Open justice holds that court proceedings, subject to exceptional cases, must be held in public.
The rationale for open justice is that it protects the rule of law and inspires public confidence in the administration of justice.
This is achieved by:
1. Informing the public of what is happening in the courts and how justice is being administered:
If the public could hear the evidence themselves, watch the proceedings and then hear the decision and the reasons for it, they could form their own judgment as to whether the system was operating fairly and delivering just outcomes.
– Hon Justice Stephen Hall
Direct observation and accurate reporting of court proceedings educates and informs the public about their rights and how justice is administered. It enables the public to see the law being applied equally and fairly, no matter the person’s rank or status, and includes a warning for those who breach the law.
The media play an important role in ensuring the public is informed about what is happening in the courts.
2. Scrutiny and accountability of the courts
Open Justice exposes the participants in the court proceedings to public scrutiny. It encourages:
- judges to meet the expected high standards of fairness and impartiality
- fair conduct by public prosecutors and police
- witnesses to come forward and to give truthful testimony
- accountability of government powers
3. Therapeutic Function

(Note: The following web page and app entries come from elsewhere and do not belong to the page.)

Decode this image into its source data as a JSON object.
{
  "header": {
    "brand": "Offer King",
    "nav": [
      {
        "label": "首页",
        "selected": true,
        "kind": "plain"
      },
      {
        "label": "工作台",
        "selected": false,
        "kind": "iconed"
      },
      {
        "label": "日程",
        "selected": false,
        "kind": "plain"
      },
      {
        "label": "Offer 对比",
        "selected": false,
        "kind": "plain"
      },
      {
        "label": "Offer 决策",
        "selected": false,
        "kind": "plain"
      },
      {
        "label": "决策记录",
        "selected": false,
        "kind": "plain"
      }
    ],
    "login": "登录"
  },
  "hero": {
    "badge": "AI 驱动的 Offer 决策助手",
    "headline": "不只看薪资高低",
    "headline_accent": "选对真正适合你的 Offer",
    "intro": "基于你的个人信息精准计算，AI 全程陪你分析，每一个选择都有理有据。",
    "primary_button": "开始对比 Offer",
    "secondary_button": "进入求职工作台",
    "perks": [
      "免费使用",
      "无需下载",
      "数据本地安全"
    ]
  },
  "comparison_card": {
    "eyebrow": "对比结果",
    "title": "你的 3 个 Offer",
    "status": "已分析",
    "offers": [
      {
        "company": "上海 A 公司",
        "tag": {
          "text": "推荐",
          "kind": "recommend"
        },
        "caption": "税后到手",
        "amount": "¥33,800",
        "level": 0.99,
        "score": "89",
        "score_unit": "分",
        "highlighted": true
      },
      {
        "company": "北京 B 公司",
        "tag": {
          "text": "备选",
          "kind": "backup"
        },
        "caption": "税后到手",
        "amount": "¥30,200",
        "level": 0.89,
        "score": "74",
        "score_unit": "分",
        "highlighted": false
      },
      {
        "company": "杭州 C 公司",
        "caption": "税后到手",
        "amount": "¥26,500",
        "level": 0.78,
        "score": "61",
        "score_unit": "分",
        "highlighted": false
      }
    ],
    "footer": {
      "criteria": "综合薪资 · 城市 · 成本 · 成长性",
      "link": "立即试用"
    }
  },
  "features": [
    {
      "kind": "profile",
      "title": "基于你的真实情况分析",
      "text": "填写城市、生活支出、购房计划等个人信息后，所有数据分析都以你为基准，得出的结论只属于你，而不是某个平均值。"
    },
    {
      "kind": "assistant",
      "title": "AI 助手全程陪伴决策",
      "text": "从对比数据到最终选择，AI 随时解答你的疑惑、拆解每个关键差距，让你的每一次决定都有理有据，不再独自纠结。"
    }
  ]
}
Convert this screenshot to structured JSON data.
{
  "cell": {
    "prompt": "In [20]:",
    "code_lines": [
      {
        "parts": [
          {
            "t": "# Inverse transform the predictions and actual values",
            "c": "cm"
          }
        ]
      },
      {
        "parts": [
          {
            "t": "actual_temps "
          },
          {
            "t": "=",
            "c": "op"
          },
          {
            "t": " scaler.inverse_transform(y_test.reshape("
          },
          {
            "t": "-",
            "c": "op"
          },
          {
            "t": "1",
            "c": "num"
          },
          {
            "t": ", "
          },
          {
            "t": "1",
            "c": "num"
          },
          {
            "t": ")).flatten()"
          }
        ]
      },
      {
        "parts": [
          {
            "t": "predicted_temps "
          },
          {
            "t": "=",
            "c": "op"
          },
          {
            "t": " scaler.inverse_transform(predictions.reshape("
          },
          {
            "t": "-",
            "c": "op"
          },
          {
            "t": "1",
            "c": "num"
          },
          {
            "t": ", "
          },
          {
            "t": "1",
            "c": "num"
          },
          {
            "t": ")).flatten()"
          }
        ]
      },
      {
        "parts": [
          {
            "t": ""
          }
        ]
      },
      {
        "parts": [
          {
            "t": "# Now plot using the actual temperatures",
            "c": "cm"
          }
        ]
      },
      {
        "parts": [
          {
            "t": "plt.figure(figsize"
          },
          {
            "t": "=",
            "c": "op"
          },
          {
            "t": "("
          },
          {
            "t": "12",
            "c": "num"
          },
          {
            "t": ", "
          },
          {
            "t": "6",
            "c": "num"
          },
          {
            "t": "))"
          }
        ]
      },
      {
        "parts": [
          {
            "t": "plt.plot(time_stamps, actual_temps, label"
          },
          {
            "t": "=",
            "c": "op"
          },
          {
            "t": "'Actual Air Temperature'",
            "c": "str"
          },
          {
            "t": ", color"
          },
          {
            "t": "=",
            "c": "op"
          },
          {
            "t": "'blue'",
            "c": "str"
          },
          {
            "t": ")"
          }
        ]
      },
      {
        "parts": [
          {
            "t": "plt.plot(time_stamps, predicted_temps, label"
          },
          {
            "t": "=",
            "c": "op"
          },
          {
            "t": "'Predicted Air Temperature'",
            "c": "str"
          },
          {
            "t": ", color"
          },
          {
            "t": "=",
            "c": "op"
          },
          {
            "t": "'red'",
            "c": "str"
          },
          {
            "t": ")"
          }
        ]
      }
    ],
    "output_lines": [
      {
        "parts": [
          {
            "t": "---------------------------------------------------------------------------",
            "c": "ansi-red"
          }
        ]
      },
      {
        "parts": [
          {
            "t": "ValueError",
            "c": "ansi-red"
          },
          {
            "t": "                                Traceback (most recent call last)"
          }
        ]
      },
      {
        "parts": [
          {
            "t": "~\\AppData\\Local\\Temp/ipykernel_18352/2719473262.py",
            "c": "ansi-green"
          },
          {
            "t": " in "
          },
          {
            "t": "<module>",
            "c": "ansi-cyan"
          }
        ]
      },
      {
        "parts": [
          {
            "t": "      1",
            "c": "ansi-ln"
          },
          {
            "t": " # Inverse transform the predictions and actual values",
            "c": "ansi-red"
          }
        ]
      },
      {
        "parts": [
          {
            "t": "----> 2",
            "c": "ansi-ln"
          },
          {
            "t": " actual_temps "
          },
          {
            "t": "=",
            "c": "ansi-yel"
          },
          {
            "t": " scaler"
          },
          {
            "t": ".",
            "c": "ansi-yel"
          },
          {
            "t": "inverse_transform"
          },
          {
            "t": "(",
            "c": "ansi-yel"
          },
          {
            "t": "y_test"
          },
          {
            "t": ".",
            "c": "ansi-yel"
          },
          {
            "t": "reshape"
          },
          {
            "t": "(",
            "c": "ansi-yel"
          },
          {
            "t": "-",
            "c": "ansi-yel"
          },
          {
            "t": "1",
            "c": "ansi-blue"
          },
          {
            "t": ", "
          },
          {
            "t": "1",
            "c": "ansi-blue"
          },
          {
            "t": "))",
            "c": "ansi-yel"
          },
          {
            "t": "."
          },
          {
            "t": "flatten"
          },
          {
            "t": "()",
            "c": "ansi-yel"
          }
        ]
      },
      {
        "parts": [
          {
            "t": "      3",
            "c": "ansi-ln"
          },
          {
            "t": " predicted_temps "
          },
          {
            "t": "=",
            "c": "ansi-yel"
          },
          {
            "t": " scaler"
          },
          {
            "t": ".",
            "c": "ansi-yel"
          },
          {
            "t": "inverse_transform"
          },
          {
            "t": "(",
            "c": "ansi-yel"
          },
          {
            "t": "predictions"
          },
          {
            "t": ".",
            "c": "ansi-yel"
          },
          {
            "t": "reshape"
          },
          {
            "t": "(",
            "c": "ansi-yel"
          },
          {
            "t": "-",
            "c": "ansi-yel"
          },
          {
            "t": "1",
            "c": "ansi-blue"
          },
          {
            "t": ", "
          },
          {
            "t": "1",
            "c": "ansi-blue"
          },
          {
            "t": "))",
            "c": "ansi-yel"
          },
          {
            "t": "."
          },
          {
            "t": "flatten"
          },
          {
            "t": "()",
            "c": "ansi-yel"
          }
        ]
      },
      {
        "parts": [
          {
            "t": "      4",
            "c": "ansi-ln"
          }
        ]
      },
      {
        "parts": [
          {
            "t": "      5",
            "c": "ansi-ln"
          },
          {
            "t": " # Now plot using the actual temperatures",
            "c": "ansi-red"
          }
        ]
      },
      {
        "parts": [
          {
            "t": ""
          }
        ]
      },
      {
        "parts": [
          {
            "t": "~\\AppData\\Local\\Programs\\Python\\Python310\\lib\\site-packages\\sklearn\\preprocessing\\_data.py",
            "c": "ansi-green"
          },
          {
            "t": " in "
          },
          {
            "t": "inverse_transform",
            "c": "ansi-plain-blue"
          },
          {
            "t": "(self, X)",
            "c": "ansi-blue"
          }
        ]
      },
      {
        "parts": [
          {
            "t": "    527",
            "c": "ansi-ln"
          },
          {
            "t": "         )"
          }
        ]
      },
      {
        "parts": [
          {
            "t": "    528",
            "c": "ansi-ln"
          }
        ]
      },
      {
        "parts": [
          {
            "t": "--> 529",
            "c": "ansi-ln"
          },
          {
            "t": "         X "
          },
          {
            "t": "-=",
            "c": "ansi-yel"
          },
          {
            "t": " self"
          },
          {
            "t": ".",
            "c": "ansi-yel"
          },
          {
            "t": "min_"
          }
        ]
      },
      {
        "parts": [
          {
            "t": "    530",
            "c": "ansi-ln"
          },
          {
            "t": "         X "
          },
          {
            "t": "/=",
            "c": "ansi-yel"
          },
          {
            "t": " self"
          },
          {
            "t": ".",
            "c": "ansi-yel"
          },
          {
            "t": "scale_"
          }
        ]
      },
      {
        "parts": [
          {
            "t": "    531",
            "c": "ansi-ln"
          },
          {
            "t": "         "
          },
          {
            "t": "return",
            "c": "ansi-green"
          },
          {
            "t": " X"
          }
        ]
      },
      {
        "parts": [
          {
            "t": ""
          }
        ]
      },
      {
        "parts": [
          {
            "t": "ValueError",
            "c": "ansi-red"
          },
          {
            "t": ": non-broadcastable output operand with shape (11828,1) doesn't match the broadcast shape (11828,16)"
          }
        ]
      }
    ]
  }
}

Open Justice includes a public judgement that provides public vindication for both the relevant parties and the community as a whole.
These three functions of Open Justice develop public confidence in the authority of the Courts resulting in a community that has confidence in the integrity and independence of the courts and who understand that the fair and appropriate way to deal with disputes and to achieve justice is through the courts.
The elements of an open court include:
- Accessible proceedings with no unreasonable impediment for attending and adequate space for the public to see and hear clearly the proceedings
- Accessible reports of proceedings that are fair and accurate including access to records on the court file and the publication of reasons
- Notification of cases being dealt with by the Courts through Court lists that are easily accessible and accurate
- Transparent and understandable proceedings for any member of the public who attends
Open justice is not an absolute right and at times there are exceptions such as to protect vulnerable people, ensure privacy regarding a secret process, national security or to secure the proper administration of justice.
Importantly, open justice continues even if the subject matter of the trial might be painful, embarrassing or humiliating.